(TASK TO CARRY OUT) Copy every line below where the string "IAPStructValue" is found.

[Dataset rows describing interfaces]
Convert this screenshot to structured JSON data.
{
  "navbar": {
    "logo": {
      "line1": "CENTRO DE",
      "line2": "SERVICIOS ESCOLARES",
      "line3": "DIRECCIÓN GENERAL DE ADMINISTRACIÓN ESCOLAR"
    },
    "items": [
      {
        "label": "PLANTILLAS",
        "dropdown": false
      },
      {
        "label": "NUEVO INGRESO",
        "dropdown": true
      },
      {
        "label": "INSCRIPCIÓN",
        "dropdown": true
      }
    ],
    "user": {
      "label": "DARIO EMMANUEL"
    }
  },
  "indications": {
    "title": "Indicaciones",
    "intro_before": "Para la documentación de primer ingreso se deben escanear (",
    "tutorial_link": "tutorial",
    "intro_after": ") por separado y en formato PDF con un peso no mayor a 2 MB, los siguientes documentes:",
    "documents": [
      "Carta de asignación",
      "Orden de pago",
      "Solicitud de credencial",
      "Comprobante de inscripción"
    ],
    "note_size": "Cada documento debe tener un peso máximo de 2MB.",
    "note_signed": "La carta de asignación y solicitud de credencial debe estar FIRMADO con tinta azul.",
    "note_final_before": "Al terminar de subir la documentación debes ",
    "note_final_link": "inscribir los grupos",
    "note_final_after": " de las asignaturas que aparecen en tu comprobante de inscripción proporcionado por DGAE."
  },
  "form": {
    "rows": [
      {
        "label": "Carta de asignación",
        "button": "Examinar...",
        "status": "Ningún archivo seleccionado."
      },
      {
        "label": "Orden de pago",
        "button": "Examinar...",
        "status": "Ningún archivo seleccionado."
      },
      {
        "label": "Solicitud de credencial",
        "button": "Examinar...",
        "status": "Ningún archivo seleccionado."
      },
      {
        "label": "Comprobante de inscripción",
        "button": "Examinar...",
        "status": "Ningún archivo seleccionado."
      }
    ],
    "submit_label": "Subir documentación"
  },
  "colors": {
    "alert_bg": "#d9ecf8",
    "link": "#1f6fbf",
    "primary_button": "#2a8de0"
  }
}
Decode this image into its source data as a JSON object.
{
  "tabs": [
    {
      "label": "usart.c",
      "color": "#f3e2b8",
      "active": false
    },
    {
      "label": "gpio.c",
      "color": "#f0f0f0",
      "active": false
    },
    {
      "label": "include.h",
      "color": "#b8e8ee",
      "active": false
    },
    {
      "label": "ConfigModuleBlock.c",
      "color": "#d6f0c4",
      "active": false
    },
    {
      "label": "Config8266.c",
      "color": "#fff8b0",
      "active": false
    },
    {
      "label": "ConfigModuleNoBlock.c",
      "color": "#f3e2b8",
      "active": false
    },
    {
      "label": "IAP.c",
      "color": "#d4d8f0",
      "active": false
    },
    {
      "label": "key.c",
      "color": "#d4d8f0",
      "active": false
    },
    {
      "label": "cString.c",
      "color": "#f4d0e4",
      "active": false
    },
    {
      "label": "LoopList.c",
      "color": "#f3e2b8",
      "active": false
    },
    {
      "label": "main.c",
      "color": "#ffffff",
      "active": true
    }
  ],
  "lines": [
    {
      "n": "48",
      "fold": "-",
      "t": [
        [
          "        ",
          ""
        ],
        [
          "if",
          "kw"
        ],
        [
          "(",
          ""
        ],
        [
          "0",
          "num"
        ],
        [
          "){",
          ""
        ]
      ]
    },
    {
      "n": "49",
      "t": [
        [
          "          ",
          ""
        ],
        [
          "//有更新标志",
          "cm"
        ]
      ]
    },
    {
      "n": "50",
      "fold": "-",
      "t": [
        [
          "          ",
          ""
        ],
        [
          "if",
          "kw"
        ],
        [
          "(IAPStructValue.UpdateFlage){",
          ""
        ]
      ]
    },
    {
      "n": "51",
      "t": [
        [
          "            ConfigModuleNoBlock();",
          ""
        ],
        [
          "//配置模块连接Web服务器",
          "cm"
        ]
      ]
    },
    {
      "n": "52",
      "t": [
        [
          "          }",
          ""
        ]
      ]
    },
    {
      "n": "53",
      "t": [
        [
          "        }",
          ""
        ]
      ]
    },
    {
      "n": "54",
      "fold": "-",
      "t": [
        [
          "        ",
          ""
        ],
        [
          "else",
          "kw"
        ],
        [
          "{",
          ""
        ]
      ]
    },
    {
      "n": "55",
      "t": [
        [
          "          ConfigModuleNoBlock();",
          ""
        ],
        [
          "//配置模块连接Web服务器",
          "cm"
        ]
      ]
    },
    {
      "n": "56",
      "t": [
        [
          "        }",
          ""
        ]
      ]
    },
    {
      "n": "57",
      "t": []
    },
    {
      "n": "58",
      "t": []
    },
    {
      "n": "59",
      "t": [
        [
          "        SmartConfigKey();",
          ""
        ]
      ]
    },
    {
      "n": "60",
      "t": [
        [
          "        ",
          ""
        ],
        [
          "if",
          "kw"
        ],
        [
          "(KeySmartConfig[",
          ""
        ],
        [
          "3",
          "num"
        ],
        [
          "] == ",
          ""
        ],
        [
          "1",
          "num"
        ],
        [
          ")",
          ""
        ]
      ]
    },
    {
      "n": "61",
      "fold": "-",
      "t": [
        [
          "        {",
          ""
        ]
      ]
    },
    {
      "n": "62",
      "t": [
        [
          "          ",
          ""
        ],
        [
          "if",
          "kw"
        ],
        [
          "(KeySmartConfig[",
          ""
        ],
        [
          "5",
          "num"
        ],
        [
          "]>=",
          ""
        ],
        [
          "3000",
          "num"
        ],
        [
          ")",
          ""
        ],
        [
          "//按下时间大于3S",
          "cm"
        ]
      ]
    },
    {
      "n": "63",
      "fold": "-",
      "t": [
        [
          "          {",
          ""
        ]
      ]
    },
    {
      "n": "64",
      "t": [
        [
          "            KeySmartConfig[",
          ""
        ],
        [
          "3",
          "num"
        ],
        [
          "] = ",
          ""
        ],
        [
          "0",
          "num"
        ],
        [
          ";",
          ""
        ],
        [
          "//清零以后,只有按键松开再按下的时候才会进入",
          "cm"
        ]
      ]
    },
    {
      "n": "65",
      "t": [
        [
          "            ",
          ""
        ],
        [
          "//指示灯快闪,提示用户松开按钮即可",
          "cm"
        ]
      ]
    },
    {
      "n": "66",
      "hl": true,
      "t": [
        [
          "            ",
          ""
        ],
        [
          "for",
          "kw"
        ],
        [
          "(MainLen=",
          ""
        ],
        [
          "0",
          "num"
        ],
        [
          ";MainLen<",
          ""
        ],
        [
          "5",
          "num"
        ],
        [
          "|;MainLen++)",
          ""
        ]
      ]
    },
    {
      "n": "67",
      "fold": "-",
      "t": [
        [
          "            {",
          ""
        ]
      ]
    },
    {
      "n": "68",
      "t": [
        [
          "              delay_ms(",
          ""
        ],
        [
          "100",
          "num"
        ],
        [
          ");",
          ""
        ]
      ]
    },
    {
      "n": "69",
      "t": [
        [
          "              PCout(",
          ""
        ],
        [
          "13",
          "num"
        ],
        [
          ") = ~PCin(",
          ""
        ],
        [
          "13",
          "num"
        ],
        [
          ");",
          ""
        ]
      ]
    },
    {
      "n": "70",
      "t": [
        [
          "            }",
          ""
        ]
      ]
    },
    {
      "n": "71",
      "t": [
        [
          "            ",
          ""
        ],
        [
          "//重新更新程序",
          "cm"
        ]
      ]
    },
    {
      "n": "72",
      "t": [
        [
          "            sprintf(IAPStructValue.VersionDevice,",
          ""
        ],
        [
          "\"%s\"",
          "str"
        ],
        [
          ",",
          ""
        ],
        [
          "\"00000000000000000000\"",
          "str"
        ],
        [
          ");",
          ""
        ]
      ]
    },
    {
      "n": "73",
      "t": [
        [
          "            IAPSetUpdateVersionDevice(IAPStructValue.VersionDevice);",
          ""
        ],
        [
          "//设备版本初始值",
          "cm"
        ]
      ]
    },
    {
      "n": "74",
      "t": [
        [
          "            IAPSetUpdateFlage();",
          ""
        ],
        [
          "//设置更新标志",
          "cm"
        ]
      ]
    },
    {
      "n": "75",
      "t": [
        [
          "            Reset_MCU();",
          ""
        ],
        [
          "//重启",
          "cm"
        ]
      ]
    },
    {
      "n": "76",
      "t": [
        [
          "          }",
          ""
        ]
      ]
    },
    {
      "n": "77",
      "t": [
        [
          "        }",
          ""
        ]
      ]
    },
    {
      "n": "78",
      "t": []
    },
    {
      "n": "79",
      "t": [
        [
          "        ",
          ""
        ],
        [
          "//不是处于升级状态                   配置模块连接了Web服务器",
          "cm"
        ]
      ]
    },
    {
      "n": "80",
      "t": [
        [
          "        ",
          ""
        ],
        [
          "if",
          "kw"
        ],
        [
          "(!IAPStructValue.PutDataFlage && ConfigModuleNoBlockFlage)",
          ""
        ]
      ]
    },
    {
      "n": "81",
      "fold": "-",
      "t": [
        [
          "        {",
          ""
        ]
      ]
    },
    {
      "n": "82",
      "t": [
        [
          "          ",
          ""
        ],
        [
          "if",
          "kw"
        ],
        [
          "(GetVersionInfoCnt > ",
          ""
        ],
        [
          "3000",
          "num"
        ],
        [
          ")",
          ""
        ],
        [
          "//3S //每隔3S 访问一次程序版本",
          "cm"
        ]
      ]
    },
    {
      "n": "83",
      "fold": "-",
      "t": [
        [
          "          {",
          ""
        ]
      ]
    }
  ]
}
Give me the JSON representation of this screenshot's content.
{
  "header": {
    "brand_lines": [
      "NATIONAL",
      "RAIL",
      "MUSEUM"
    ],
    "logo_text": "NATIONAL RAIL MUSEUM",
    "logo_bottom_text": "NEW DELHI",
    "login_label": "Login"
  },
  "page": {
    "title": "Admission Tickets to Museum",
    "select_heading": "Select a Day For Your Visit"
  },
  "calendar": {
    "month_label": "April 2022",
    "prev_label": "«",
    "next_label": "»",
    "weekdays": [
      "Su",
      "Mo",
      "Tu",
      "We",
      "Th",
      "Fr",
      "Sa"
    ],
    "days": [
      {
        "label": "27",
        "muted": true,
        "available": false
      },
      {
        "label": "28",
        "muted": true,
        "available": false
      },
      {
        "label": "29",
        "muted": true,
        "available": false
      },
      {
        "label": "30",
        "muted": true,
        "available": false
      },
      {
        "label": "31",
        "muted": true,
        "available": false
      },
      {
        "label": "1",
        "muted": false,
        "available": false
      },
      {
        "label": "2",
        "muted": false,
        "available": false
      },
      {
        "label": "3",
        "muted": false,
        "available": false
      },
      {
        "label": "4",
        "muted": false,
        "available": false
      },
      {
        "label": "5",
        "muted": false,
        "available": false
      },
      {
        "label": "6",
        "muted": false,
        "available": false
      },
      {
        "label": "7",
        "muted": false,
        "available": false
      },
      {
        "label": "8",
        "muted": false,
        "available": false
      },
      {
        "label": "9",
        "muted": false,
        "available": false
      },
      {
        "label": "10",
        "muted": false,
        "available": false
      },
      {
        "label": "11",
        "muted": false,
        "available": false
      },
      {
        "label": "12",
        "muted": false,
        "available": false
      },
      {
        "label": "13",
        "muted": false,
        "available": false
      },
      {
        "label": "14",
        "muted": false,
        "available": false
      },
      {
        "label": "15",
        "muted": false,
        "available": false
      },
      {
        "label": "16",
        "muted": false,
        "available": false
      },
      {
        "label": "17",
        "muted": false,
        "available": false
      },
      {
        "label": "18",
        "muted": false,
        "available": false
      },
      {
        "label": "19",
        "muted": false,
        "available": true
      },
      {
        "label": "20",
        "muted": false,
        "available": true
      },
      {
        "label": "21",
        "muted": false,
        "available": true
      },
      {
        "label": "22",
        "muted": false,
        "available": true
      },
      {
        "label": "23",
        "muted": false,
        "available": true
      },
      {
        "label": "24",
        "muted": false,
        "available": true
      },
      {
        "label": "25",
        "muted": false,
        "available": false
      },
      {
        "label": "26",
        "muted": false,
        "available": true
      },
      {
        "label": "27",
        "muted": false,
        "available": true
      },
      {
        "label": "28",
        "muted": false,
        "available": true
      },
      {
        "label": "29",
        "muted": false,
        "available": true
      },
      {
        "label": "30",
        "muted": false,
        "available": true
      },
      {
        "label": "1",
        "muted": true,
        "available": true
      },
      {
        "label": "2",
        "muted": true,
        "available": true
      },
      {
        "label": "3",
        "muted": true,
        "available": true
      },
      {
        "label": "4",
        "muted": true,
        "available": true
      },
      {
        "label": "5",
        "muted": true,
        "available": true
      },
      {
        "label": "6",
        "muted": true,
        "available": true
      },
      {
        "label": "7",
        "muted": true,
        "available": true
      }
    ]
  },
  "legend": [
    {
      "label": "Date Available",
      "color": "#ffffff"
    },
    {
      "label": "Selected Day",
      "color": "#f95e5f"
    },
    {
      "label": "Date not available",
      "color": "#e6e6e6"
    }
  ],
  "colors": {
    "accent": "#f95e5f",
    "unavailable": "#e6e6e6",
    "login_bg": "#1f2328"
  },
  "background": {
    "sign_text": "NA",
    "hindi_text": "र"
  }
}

(SOLVED EXERCISE)
          "(IAPStructValue.UpdateFlage){",
          "            sprintf(IAPStructValue.VersionDevice,",
          "            IAPSetUpdateVersionDevice(IAPStructValue.VersionDevice);",
          "(!IAPStructValue.PutDataFlage && ConfigModuleNoBlockFlage)",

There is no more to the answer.